BAKU, Azerbaijan -- Bernie Ecclestone says Formula One arrives in Azerbaijan for this weekend's Grand Prix of Europe with a clear conscience, despite calls from human rights groups for the sport to make a stand against its hosts.
A contract is in place to hold the race on the streets of Azerbaijan's capital Baku for the next seven years, but the inaugural event this weekend has caused concern among human rights groups, including Amnesty International. The groups have called on the sport to highlight the country's human rights record at the event, but Ecclestone said he had not been convinced by their arguments.
"The minute people tell me what human rights are, you can look at how, why and when it applies," he said.
"I don't know, freedom of speech and things like that -- I think you get into trouble in most countries if you are anti some government or political people. Or in fact anybody. So it is not quite as easy as that."
Asked if F1 has a clear conscience racing in the country, Ecclestone said: "Absolutely. 100 per cent."
Ecclestone said he is willing to listen to those opposing the race, but said he had also been talking to the government about the situation.
"We are. Of course. We've had assurance from here that they are looking into these things and while we are here none of you guys will be in trouble and you can write what you want."
The 85 year old expects Baku to see out its contract, despite concerns that Azerbaijan's economy has been adversely affected by a recent drop in the global price of oil.
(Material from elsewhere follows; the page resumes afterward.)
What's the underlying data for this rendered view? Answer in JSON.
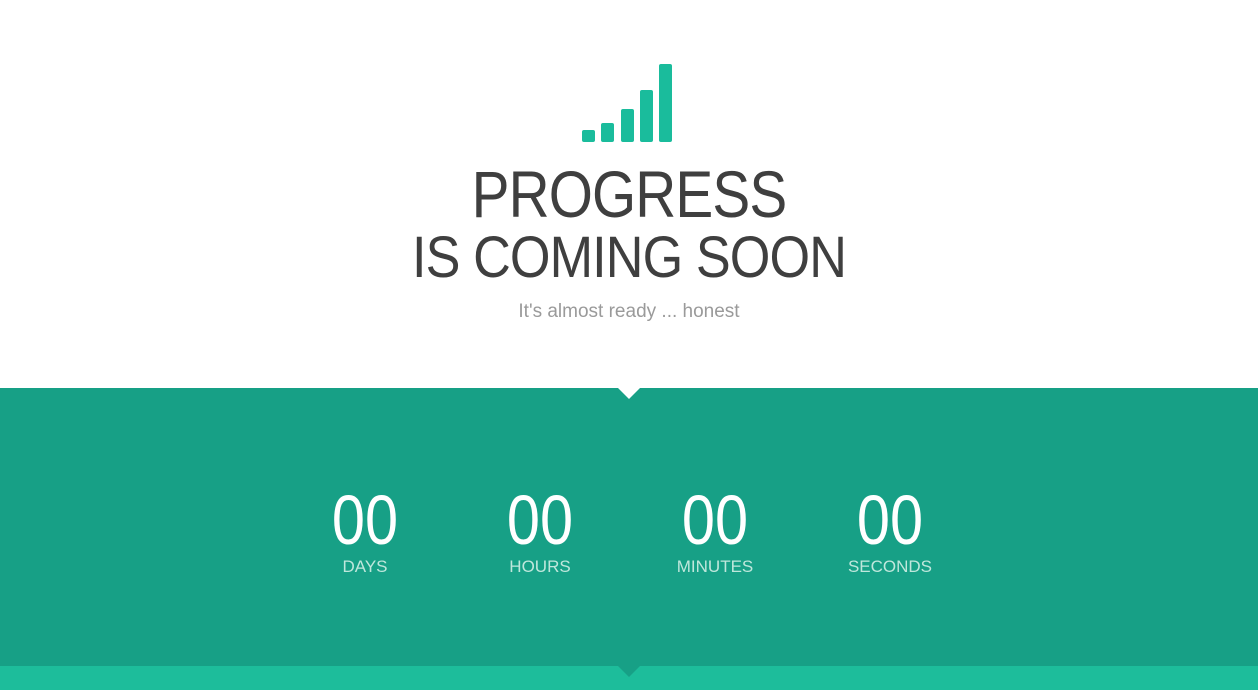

"It has only got seven years...but they have an option. I think they've got more chance of doing seven years than I have of doing seven years."